#### [Task description]
Find all lines with the word "JSON" in the material, then copy them.
[Data provided — start]
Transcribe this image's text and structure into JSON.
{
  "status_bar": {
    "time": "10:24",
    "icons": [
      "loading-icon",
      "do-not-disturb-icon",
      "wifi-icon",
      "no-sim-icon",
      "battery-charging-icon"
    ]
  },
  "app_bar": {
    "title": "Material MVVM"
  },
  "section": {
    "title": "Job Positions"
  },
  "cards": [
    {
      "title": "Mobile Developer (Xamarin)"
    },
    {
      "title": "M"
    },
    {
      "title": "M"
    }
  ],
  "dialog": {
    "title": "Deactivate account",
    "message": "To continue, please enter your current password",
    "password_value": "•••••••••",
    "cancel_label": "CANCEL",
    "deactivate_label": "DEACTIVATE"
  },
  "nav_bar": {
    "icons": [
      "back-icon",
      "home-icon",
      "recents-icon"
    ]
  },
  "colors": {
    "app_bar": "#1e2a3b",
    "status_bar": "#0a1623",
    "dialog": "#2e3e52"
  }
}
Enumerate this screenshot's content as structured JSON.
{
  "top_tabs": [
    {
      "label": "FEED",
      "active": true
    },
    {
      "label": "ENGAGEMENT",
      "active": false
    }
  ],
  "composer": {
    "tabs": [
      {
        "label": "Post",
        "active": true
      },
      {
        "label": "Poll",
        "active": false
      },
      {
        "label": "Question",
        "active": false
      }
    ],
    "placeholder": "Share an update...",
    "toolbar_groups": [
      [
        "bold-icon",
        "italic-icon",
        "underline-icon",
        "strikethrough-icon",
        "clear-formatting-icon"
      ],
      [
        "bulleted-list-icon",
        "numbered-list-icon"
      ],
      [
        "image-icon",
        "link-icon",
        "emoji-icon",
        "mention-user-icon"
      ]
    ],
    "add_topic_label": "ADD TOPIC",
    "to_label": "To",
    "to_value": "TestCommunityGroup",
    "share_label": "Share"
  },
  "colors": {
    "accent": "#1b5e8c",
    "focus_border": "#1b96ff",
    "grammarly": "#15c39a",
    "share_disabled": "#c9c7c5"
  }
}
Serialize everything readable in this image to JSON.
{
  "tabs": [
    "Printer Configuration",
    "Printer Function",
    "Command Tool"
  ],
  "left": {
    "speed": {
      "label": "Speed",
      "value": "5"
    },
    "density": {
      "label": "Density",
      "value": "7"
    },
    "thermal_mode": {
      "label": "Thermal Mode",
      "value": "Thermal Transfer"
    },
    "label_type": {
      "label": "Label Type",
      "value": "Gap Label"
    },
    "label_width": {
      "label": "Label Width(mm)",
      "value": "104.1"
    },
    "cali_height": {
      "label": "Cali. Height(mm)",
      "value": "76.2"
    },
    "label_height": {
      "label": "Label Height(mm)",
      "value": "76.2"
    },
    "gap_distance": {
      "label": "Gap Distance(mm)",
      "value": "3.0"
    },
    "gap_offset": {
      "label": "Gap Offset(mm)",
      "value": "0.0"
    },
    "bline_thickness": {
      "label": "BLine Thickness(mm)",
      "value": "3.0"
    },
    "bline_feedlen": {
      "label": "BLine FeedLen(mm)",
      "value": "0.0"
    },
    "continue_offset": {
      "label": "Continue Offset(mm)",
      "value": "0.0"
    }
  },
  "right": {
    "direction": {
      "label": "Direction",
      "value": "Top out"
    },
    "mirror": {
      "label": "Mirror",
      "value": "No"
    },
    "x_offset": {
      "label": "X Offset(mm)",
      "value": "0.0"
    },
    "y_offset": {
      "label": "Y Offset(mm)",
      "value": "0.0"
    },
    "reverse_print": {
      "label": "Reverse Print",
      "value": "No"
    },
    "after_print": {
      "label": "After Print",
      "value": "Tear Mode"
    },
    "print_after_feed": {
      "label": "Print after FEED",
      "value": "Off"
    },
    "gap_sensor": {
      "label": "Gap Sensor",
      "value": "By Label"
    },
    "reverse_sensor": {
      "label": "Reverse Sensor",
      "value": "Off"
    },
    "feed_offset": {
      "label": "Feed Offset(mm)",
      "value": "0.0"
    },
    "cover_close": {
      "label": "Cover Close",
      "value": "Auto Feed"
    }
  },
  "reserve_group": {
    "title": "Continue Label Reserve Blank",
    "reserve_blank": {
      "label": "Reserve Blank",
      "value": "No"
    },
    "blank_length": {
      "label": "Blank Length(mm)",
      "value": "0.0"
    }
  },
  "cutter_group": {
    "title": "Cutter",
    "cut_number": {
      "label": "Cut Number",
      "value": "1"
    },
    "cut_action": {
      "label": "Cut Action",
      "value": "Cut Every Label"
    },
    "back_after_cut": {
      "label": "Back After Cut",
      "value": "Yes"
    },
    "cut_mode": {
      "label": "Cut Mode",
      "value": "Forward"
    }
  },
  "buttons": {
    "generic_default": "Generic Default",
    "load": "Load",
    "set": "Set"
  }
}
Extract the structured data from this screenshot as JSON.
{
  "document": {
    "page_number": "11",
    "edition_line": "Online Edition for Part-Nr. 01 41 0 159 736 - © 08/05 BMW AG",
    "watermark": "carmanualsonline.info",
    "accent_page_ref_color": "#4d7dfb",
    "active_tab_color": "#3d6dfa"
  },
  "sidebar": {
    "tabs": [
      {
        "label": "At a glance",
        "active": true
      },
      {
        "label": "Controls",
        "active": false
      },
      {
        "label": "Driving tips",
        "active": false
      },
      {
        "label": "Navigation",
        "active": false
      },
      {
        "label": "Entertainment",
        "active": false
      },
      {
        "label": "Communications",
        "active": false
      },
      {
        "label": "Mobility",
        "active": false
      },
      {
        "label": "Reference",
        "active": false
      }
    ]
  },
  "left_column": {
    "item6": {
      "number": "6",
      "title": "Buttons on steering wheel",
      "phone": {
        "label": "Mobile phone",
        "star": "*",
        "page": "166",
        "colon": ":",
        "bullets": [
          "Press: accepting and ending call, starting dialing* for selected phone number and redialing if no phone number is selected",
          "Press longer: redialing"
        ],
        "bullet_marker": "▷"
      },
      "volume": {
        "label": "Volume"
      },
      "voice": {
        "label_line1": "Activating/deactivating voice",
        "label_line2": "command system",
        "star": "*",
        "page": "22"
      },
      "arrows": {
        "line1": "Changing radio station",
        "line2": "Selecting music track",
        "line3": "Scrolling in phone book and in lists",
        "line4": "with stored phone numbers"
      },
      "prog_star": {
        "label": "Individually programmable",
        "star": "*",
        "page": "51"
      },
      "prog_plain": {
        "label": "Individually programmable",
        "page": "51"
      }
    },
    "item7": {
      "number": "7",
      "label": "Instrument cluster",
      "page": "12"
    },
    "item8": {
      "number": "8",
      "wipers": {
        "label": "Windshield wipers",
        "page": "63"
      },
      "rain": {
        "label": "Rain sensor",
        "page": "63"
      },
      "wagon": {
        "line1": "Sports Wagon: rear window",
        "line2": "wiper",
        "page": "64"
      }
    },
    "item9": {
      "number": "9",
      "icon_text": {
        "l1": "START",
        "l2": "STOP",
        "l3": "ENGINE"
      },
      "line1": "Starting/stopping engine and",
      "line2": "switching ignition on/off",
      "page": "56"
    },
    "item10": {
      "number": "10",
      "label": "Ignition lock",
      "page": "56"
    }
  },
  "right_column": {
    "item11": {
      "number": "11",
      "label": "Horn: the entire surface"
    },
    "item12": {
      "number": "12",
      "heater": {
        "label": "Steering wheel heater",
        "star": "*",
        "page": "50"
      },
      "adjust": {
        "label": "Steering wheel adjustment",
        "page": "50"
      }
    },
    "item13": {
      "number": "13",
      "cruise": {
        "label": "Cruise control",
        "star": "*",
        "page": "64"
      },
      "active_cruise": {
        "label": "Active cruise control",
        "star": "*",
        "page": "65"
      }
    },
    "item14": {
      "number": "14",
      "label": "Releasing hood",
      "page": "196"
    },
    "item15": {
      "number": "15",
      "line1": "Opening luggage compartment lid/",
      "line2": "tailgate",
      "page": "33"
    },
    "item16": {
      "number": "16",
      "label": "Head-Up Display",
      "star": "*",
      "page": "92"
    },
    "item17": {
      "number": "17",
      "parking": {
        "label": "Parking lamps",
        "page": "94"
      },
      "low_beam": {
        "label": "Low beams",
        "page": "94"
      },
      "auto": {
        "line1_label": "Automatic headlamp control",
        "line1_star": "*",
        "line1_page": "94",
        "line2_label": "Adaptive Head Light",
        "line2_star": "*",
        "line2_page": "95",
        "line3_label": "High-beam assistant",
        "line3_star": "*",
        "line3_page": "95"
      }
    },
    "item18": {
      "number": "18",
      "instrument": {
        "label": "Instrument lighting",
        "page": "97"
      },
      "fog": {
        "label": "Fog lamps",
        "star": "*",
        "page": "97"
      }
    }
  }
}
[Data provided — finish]
#### [Written response]
Transcribe this image's text and structure into JSON.
Enumerate this screenshot's content as structured JSON.
Serialize everything readable in this image to JSON.
Extract the structured data from this screenshot as JSON.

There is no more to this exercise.